» **Dataset content**
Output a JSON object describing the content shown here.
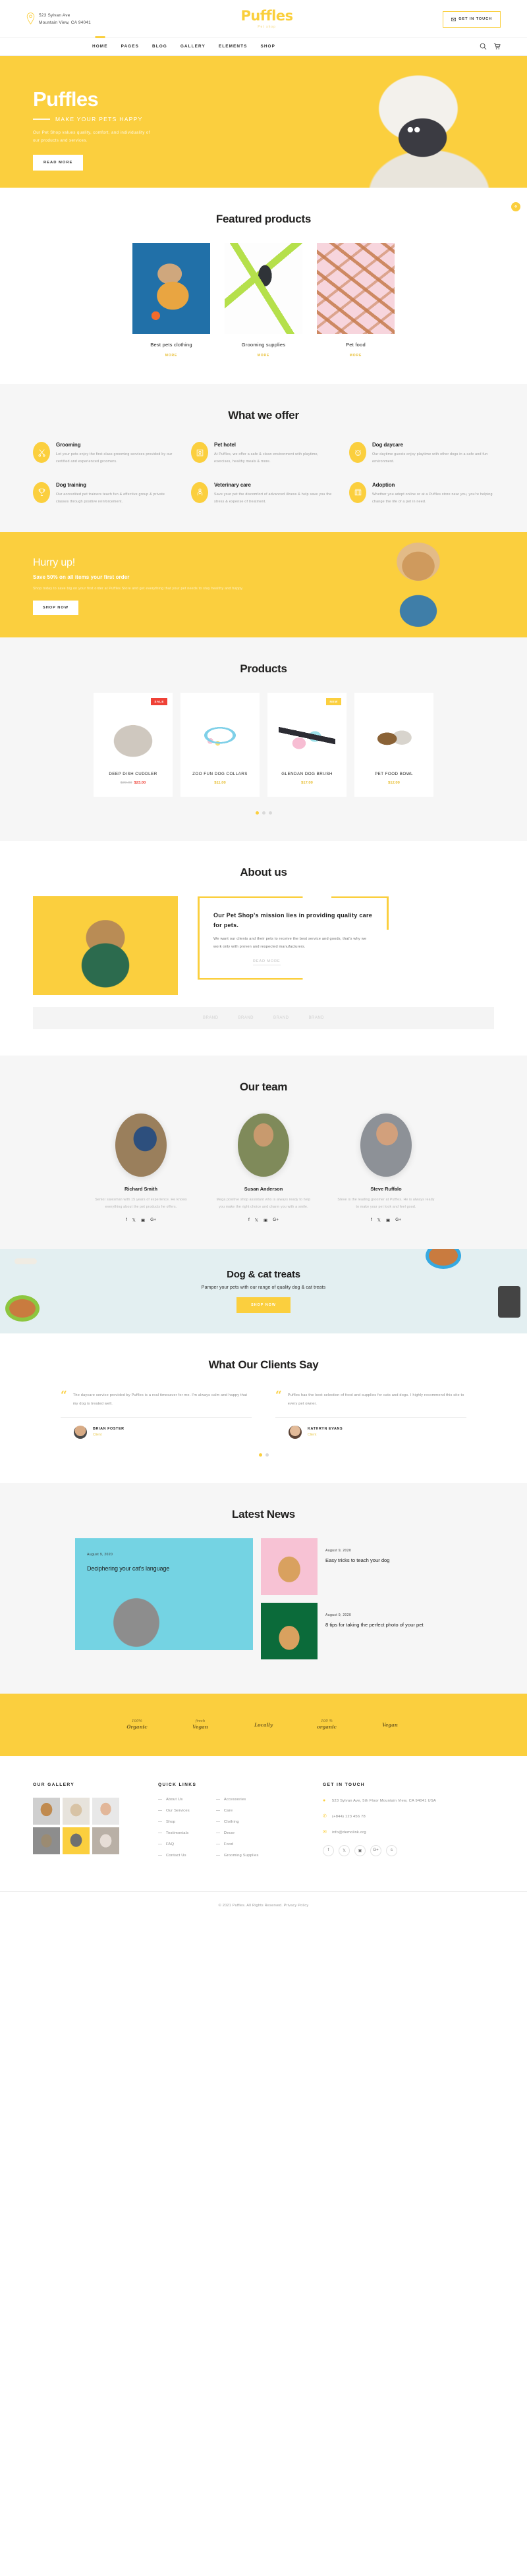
{
  "header": {
    "address_line1": "523 Sylvan Ave",
    "address_line2": "Mountain View, CA 94041",
    "brand_name": "Puffles",
    "brand_sub": "Pet shop",
    "cta_label": "GET IN TOUCH",
    "nav": [
      {
        "label": "HOME",
        "active": true
      },
      {
        "label": "PAGES",
        "active": false
      },
      {
        "label": "BLOG",
        "active": false
      },
      {
        "label": "GALLERY",
        "active": false
      },
      {
        "label": "ELEMENTS",
        "active": false
      },
      {
        "label": "SHOP",
        "active": false
      }
    ]
  },
  "hero": {
    "title": "Puffles",
    "subtitle": "MAKE YOUR PETS HAPPY",
    "description": "Our Pet Shop values quality, comfort, and individuality of our products and services.",
    "button": "READ MORE"
  },
  "featured": {
    "title": "Featured products",
    "more_label": "MORE",
    "items": [
      {
        "name": "Best pets clothing"
      },
      {
        "name": "Grooming supplies"
      },
      {
        "name": "Pet food"
      }
    ]
  },
  "offers": {
    "title": "What we offer",
    "items": [
      {
        "icon": "scissors-icon",
        "title": "Grooming",
        "desc": "Let your pets enjoy the first-class grooming services provided by our certified and experienced groomers."
      },
      {
        "icon": "pet-hotel-icon",
        "title": "Pet hotel",
        "desc": "At Puffles, we offer a safe & clean environment with playtime, exercises, healthy meals & more."
      },
      {
        "icon": "dog-face-icon",
        "title": "Dog daycare",
        "desc": "Our daytime guests enjoy playtime with other dogs in a safe and fun environment."
      },
      {
        "icon": "trophy-icon",
        "title": "Dog training",
        "desc": "Our accredited pet trainers teach fun & effective group & private classes through positive reinforcement."
      },
      {
        "icon": "vet-icon",
        "title": "Veterinary care",
        "desc": "Save your pet the discomfort of advanced illness & help save you the stress & expense of treatment."
      },
      {
        "icon": "cage-icon",
        "title": "Adoption",
        "desc": "Whether you adopt online or at a Puffles store near you, you're helping change the life of a pet in need."
      }
    ]
  },
  "hurry": {
    "title": "Hurry up!",
    "subtitle": "Save 50% on all items your first order",
    "description": "Shop today to save big on your first order at Puffles Store and get everything that your pet needs to stay healthy and happy.",
    "button": "SHOP NOW"
  },
  "products": {
    "title": "Products",
    "items": [
      {
        "badge": "SALE",
        "badge_type": "sale",
        "name": "DEEP DISH CUDDLER",
        "old_price": "$30.00",
        "price": "$23.00",
        "on_sale": true
      },
      {
        "badge": "",
        "badge_type": "",
        "name": "ZOO FUN DOG COLLARS",
        "old_price": "",
        "price": "$11.00",
        "on_sale": false
      },
      {
        "badge": "NEW",
        "badge_type": "new",
        "name": "GLENDAN DOG BRUSH",
        "old_price": "",
        "price": "$17.00",
        "on_sale": false
      },
      {
        "badge": "",
        "badge_type": "",
        "name": "PET FOOD BOWL",
        "old_price": "",
        "price": "$12.00",
        "on_sale": false
      }
    ],
    "dots": 3,
    "active_dot": 0
  },
  "about": {
    "title": "About us",
    "heading": "Our Pet Shop's mission lies in providing quality care for pets.",
    "paragraph": "We want our clients and their pets to receive the best service and goods, that's why we work only with proven and respected manufacturers.",
    "more_label": "READ MORE",
    "partners": [
      "BRAND",
      "BRAND",
      "BRAND",
      "BRAND"
    ]
  },
  "team": {
    "title": "Our team",
    "members": [
      {
        "name": "Richard Smith",
        "desc": "Senior salesman with 15 years of experience. He knows everything about the pet products he offers.",
        "socials": [
          "f",
          "t",
          "in",
          "G+"
        ]
      },
      {
        "name": "Susan Anderson",
        "desc": "Mega positive shop assistant who is always ready to help you make the right choice and charm you with a smile.",
        "socials": [
          "f",
          "t",
          "in",
          "G+"
        ]
      },
      {
        "name": "Steve Ruffalo",
        "desc": "Steve is the leading groomer at Puffles. He is always ready to make your pet look and feel good.",
        "socials": [
          "f",
          "t",
          "in",
          "G+"
        ]
      }
    ]
  },
  "treats": {
    "title": "Dog & cat treats",
    "subtitle": "Pamper your pets with our range of quality dog & cat treats",
    "button": "SHOP NOW"
  },
  "testimonials": {
    "title": "What Our Clients Say",
    "items": [
      {
        "quote": "The daycare service provided by Puffles is a real timesaver for me. I'm always calm and happy that my dog is treated well.",
        "name": "BRIAN FOSTER",
        "role": "Client"
      },
      {
        "quote": "Puffles has the best selection of food and supplies for cats and dogs. I highly recommend this site to every pet owner.",
        "name": "KATHRYN EVANS",
        "role": "Client"
      }
    ],
    "dots": 2,
    "active_dot": 0
  },
  "news": {
    "title": "Latest News",
    "featured": {
      "date": "August 9, 2020",
      "title": "Deciphering your cat's language"
    },
    "items": [
      {
        "date": "August 9, 2020",
        "title": "Easy tricks to teach your dog"
      },
      {
        "date": "August 9, 2020",
        "title": "8 tips for taking the perfect photo of your pet"
      }
    ]
  },
  "brands": [
    {
      "top": "100%",
      "main": "Organic"
    },
    {
      "top": "fresh",
      "main": "Vegan"
    },
    {
      "top": "",
      "main": "Locally"
    },
    {
      "top": "100 %",
      "main": "organic"
    },
    {
      "top": "",
      "main": "Vegan"
    }
  ],
  "footer": {
    "gallery_title": "OUR GALLERY",
    "quick_links_title": "QUICK LINKS",
    "touch_title": "GET IN TOUCH",
    "links_col1": [
      "About Us",
      "Our Services",
      "Shop",
      "Testimonials",
      "FAQ",
      "Contact Us"
    ],
    "links_col2": [
      "Accessories",
      "Care",
      "Clothing",
      "Decor",
      "Food",
      "Grooming Supplies"
    ],
    "address": "523 Sylvan Ave, 5th Floor Mountain View, CA 94041 USA",
    "phone": "(+844) 123 456 78",
    "email": "info@demolink.org",
    "socials": [
      "f",
      "t",
      "in",
      "G+",
      "s"
    ],
    "copyright": "© 2021 Puffles. All Rights Reserved.",
    "privacy": "Privacy Policy"
  },
  "colors": {
    "accent": "#fbcf3e",
    "sale": "#ef4136",
    "treats_bg": "#e3eff1",
    "news_bg": "#74d3e3"
  }
}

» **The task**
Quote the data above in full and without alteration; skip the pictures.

» **Response**
Output a JSON object describing the content shown here.
{
  "header": {
    "address_line1": "523 Sylvan Ave",
    "address_line2": "Mountain View, CA 94041",
    "brand_name": "Puffles",
    "brand_sub": "Pet shop",
    "cta_label": "GET IN TOUCH",
    "nav": [
      {
        "label": "HOME",
        "active": true
      },
      {
        "label": "PAGES",
        "active": false
      },
      {
        "label": "BLOG",
        "active": false
      },
      {
        "label": "GALLERY",
        "active": false
      },
      {
        "label": "ELEMENTS",
        "active": false
      },
      {
        "label": "SHOP",
        "active": false
      }
    ]
  },
  "hero": {
    "title": "Puffles",
    "subtitle": "MAKE YOUR PETS HAPPY",
    "description": "Our Pet Shop values quality, comfort, and individuality of our products and services.",
    "button": "READ MORE"
  },
  "featured": {
    "title": "Featured products",
    "more_label": "MORE",
    "items": [
      {
        "name": "Best pets clothing"
      },
      {
        "name": "Grooming supplies"
      },
      {
        "name": "Pet food"
      }
    ]
  },
  "offers": {
    "title": "What we offer",
    "items": [
      {
        "icon": "scissors-icon",
        "title": "Grooming",
        "desc": "Let your pets enjoy the first-class grooming services provided by our certified and experienced groomers."
      },
      {
        "icon": "pet-hotel-icon",
        "title": "Pet hotel",
        "desc": "At Puffles, we offer a safe & clean environment with playtime, exercises, healthy meals & more."
      },
      {
        "icon": "dog-face-icon",
        "title": "Dog daycare",
        "desc": "Our daytime guests enjoy playtime with other dogs in a safe and fun environment."
      },
      {
        "icon": "trophy-icon",
        "title": "Dog training",
        "desc": "Our accredited pet trainers teach fun & effective group & private classes through positive reinforcement."
      },
      {
        "icon": "vet-icon",
        "title": "Veterinary care",
        "desc": "Save your pet the discomfort of advanced illness & help save you the stress & expense of treatment."
      },
      {
        "icon": "cage-icon",
        "title": "Adoption",
        "desc": "Whether you adopt online or at a Puffles store near you, you're helping change the life of a pet in need."
      }
    ]
  },
  "hurry": {
    "title": "Hurry up!",
    "subtitle": "Save 50% on all items your first order",
    "description": "Shop today to save big on your first order at Puffles Store and get everything that your pet needs to stay healthy and happy.",
    "button": "SHOP NOW"
  },
  "products": {
    "title": "Products",
    "items": [
      {
        "badge": "SALE",
        "badge_type": "sale",
        "name": "DEEP DISH CUDDLER",
        "old_price": "$30.00",
        "price": "$23.00",
        "on_sale": true
      },
      {
        "badge": "",
        "badge_type": "",
        "name": "ZOO FUN DOG COLLARS",
        "old_price": "",
        "price": "$11.00",
        "on_sale": false
      },
      {
        "badge": "NEW",
        "badge_type": "new",
        "name": "GLENDAN DOG BRUSH",
        "old_price": "",
        "price": "$17.00",
        "on_sale": false
      },
      {
        "badge": "",
        "badge_type": "",
        "name": "PET FOOD BOWL",
        "old_price": "",
        "price": "$12.00",
        "on_sale": false
      }
    ],
    "dots": 3,
    "active_dot": 0
  },
  "about": {
    "title": "About us",
    "heading": "Our Pet Shop's mission lies in providing quality care for pets.",
    "paragraph": "We want our clients and their pets to receive the best service and goods, that's why we work only with proven and respected manufacturers.",
    "more_label": "READ MORE",
    "partners": [
      "BRAND",
      "BRAND",
      "BRAND",
      "BRAND"
    ]
  },
  "team": {
    "title": "Our team",
    "members": [
      {
        "name": "Richard Smith",
        "desc": "Senior salesman with 15 years of experience. He knows everything about the pet products he offers.",
        "socials": [
          "f",
          "t",
          "in",
          "G+"
        ]
      },
      {
        "name": "Susan Anderson",
        "desc": "Mega positive shop assistant who is always ready to help you make the right choice and charm you with a smile.",
        "socials": [
          "f",
          "t",
          "in",
          "G+"
        ]
      },
      {
        "name": "Steve Ruffalo",
        "desc": "Steve is the leading groomer at Puffles. He is always ready to make your pet look and feel good.",
        "socials": [
          "f",
          "t",
          "in",
          "G+"
        ]
      }
    ]
  },
  "treats": {
    "title": "Dog & cat treats",
    "subtitle": "Pamper your pets with our range of quality dog & cat treats",
    "button": "SHOP NOW"
  },
  "testimonials": {
    "title": "What Our Clients Say",
    "items": [
      {
        "quote": "The daycare service provided by Puffles is a real timesaver for me. I'm always calm and happy that my dog is treated well.",
        "name": "BRIAN FOSTER",
        "role": "Client"
      },
      {
        "quote": "Puffles has the best selection of food and supplies for cats and dogs. I highly recommend this site to every pet owner.",
        "name": "KATHRYN EVANS",
        "role": "Client"
      }
    ],
    "dots": 2,
    "active_dot": 0
  },
  "news": {
    "title": "Latest News",
    "featured": {
      "date": "August 9, 2020",
      "title": "Deciphering your cat's language"
    },
    "items": [
      {
        "date": "August 9, 2020",
        "title": "Easy tricks to teach your dog"
      },
      {
        "date": "August 9, 2020",
        "title": "8 tips for taking the perfect photo of your pet"
      }
    ]
  },
  "brands": [
    {
      "top": "100%",
      "main": "Organic"
    },
    {
      "top": "fresh",
      "main": "Vegan"
    },
    {
      "top": "",
      "main": "Locally"
    },
    {
      "top": "100 %",
      "main": "organic"
    },
    {
      "top": "",
      "main": "Vegan"
    }
  ],
  "footer": {
    "gallery_title": "OUR GALLERY",
    "quick_links_title": "QUICK LINKS",
    "touch_title": "GET IN TOUCH",
    "links_col1": [
      "About Us",
      "Our Services",
      "Shop",
      "Testimonials",
      "FAQ",
      "Contact Us"
    ],
    "links_col2": [
      "Accessories",
      "Care",
      "Clothing",
      "Decor",
      "Food",
      "Grooming Supplies"
    ],
    "address": "523 Sylvan Ave, 5th Floor Mountain View, CA 94041 USA",
    "phone": "(+844) 123 456 78",
    "email": "info@demolink.org",
    "socials": [
      "f",
      "t",
      "in",
      "G+",
      "s"
    ],
    "copyright": "© 2021 Puffles. All Rights Reserved.",
    "privacy": "Privacy Policy"
  },
  "colors": {
    "accent": "#fbcf3e",
    "sale": "#ef4136",
    "treats_bg": "#e3eff1",
    "news_bg": "#74d3e3"
  }
}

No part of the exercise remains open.